Work instructions: When you retype the data, keep every line exactly as it appears.

• • • •

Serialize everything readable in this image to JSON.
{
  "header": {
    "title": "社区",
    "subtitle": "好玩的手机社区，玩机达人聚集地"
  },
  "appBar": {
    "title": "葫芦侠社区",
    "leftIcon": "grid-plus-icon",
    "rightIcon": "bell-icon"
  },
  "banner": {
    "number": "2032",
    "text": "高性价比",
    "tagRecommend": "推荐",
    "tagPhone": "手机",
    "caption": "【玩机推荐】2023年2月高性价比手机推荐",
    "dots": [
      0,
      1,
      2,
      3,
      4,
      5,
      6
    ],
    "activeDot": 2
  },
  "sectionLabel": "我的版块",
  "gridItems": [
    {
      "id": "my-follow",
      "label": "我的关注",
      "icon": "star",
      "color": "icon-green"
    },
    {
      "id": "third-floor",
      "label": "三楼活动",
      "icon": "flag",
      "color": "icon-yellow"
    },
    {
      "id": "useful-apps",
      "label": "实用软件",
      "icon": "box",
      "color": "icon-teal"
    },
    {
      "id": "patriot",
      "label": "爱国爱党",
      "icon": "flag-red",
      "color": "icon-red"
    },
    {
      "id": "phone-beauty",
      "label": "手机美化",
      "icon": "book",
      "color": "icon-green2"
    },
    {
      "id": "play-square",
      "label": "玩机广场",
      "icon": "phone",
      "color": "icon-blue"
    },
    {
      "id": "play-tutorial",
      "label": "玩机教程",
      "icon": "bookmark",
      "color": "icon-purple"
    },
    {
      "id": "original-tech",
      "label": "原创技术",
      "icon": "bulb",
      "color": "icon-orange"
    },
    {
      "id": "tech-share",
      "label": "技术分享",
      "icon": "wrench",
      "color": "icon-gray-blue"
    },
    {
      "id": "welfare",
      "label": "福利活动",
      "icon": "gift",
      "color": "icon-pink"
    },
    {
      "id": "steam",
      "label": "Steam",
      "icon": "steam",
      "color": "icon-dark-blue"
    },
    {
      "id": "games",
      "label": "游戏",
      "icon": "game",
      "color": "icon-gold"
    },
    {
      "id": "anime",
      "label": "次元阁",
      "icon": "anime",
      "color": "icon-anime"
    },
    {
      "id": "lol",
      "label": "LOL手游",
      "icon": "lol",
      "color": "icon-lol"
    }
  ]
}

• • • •

Problem solution:
Serialize everything readable in this image to JSON.
{
  "header": {
    "title": "社区",
    "subtitle": "好玩的手机社区，玩机达人聚集地"
  },
  "appBar": {
    "title": "葫芦侠社区",
    "leftIcon": "grid-plus-icon",
    "rightIcon": "bell-icon"
  },
  "banner": {
    "number": "2032",
    "text": "高性价比",
    "tagRecommend": "推荐",
    "tagPhone": "手机",
    "caption": "【玩机推荐】2023年2月高性价比手机推荐",
    "dots": [
      0,
      1,
      2,
      3,
      4,
      5,
      6
    ],
    "activeDot": 2
  },
  "sectionLabel": "我的版块",
  "gridItems": [
    {
      "id": "my-follow",
      "label": "我的关注",
      "icon": "star",
      "color": "icon-green"
    },
    {
      "id": "third-floor",
      "label": "三楼活动",
      "icon": "flag",
      "color": "icon-yellow"
    },
    {
      "id": "useful-apps",
      "label": "实用软件",
      "icon": "box",
      "color": "icon-teal"
    },
    {
      "id": "patriot",
      "label": "爱国爱党",
      "icon": "flag-red",
      "color": "icon-red"
    },
    {
      "id": "phone-beauty",
      "label": "手机美化",
      "icon": "book",
      "color": "icon-green2"
    },
    {
      "id": "play-square",
      "label": "玩机广场",
      "icon": "phone",
      "color": "icon-blue"
    },
    {
      "id": "play-tutorial",
      "label": "玩机教程",
      "icon": "bookmark",
      "color": "icon-purple"
    },
    {
      "id": "original-tech",
      "label": "原创技术",
      "icon": "bulb",
      "color": "icon-orange"
    },
    {
      "id": "tech-share",
      "label": "技术分享",
      "icon": "wrench",
      "color": "icon-gray-blue"
    },
    {
      "id": "welfare",
      "label": "福利活动",
      "icon": "gift",
      "color": "icon-pink"
    },
    {
      "id": "steam",
      "label": "Steam",
      "icon": "steam",
      "color": "icon-dark-blue"
    },
    {
      "id": "games",
      "label": "游戏",
      "icon": "game",
      "color": "icon-gold"
    },
    {
      "id": "anime",
      "label": "次元阁",
      "icon": "anime",
      "color": "icon-anime"
    },
    {
      "id": "lol",
      "label": "LOL手游",
      "icon": "lol",
      "color": "icon-lol"
    }
  ]
}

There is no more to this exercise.